"The fastest way to cut through a tangled knot is to just cut it into pieces, but... Maybe if there was someone with strength sharp enough to cut through this tangled mess..."
Tick stood next to Maria as she slept, losing himself in the soothing sound of falling rain. At length, he drew a pair of scissors from his side and held them up in the air, slowly opening and closing them.
It was like he was trying to cut something that nobody could see.
Snip.
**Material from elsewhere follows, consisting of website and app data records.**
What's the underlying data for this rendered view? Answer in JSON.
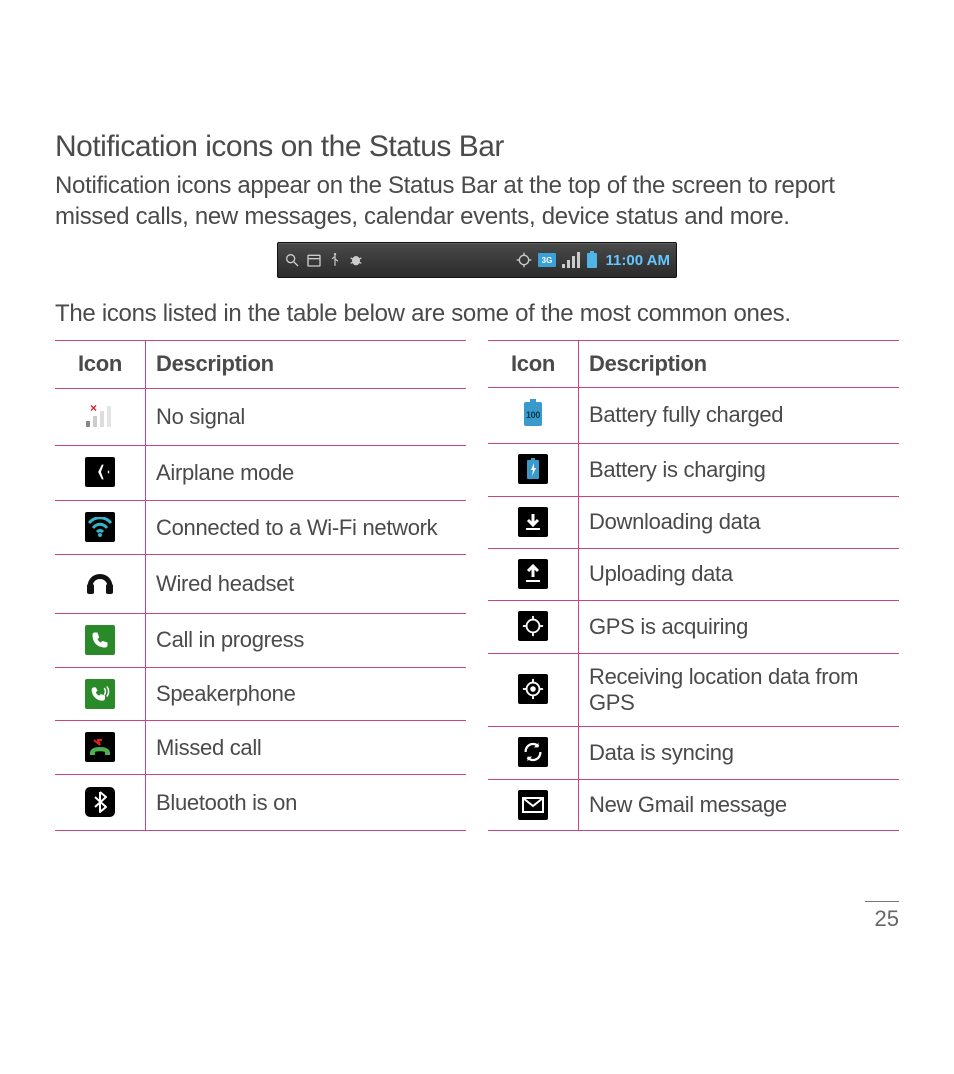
{
  "section": {
    "title": "Notification icons on the Status Bar",
    "intro": "Notification icons appear on the Status Bar at the top of the screen to report missed calls, new messages, calendar events, device status and more.",
    "table_intro": "The icons listed in the table below are some of the most common ones."
  },
  "statusbar": {
    "time": "11:00 AM"
  },
  "headers": {
    "icon": "Icon",
    "description": "Description"
  },
  "left_table": [
    {
      "icon": "no-signal",
      "description": "No signal"
    },
    {
      "icon": "airplane",
      "description": "Airplane mode"
    },
    {
      "icon": "wifi",
      "description": "Connected to a Wi-Fi network"
    },
    {
      "icon": "headset",
      "description": "Wired headset"
    },
    {
      "icon": "call",
      "description": "Call in progress"
    },
    {
      "icon": "speakerphone",
      "description": "Speakerphone"
    },
    {
      "icon": "missed-call",
      "description": "Missed call"
    },
    {
      "icon": "bluetooth",
      "description": "Bluetooth is on"
    }
  ],
  "right_table": [
    {
      "icon": "battery-full",
      "description": "Battery fully charged"
    },
    {
      "icon": "battery-charging",
      "description": "Battery is charging"
    },
    {
      "icon": "download",
      "description": "Downloading data"
    },
    {
      "icon": "upload",
      "description": "Uploading data"
    },
    {
      "icon": "gps-acquiring",
      "description": "GPS is acquiring"
    },
    {
      "icon": "gps-lock",
      "description": "Receiving location data from GPS"
    },
    {
      "icon": "sync",
      "description": "Data is syncing"
    },
    {
      "icon": "gmail",
      "description": "New Gmail message"
    }
  ],
  "page_number": "25"
}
The sound, somehow lonely, soon blended into the dull roar of the falling rain and vanished.
Still, Tick silently continued to scissor the air.
Snicker snack, snicker snack.
A man's voice rang hollowly in the dim room.
The thuggish young man who'd been standing at the entrance swallowed hard and spoke to the darkness.
"And, uhh... Well, Jacuzzi and the rest of us're hiding out in this abandoned factory near the river for now... Bu-but that Ronnie guy looked really dangerous! I swear nobody but you'd even stand a chance against him!" he said, finishing his condensed summary of what had happened to them.
"Please, I'm beggin' you! Just havin' you on our side'd make us almost invincible!"
"Take out the almost part," the man in the darkness said, in a voice that made it impossible to tell whether he was joking or being serious. Slowly, he got to his feet.
"I don't really feel any obligation to help you guys at all... But my ravishing, lovable, charming, lovely, altogether charming fiancée? That's another story. Fine, let's go."
"How's Chane doing, anyway?"
"Ah, uhh, well, there were these weird guys who weren't with the Martillos, and she got into a fight with one of 'em and got a cut on her fac-"
The presence in the darkness suddenly flew forward to the thuggish young man.
"Is she okay? Is Chane alright?"
The thug gasped harshly, the hand that had gripped him by the collar and lifted him off the ground making it hard to breathe.
"Ergh! S-she's fine! J-just fine, I s-swear!"
"Oh... Okay, then!" the man said, opening his hand and ignoring the young thug completely as he fell to the floor.
"No, wait. That's not okay at all."
He covered his mouth with one hand and drummed the bridge of his nose thoughtfully with his forefinger, deep in thought.
"Chane chose to live with me. She made a promise with me that she'd become a part of my world, that we'd share that world together," he said, slowly narrowing his eyes.
"Unforgivable... So these 'enemies' of yours cut Chane's face? That's the same as cutting my world. That's the same as cutting my own body," the man mused, expressing his anger over his lover's wound in a roundabout euphemism as he started changing his clothes, getting ready to leave.
"And come to think of it, what kinda guy cuts a girl's face, anyway? And he still calls himself a man?"
"Uhh, actually, the one who fought her was a woman too."
"...I'm an equal rights activist!"
"That doesn't make any sense!"
The man brushed off the young punk's retort and continued energetically, having finished his preparations.
"Now, it's time to raise the curtain. The stage is me, the hero's also me, and the heroine's Chane."
He sounded flippant enough, but his eyes burned with cold fire.
"Let's get this party started."
One of the most dangerous beings in New York began to move silently through the rain, determined to burn the tangled knot of events to ash.
The man's name was Felix Walken.
Previously, he had been known as Claire Stanfield.
But those who knew him well called him by a different moniker. Some voiced it with reverent awe, while others whispered it in hushed tones of terror and despair.
Vino... they said. Or, sometimes, the Rail Tracer...
The fierce downpour showed no signs of stopping.
It seemed as though it was intent on swallowing the streets entirely with the sound of falling rain.
The light drizzle became a roaring torrent, merely a harbinger of the storm to come.
The rain fell without pause, staining the streets and the people in dark hues.
Harder, and yet harder still.
As though to slash the streets themselves in two...
To be continued in the next volume
(1): A female monster from Greece with the lower body of a snake, sometimes attributed with vampiric qualities. Used in this case as "vampire."
Connecting Chapter End
Bloody to Fair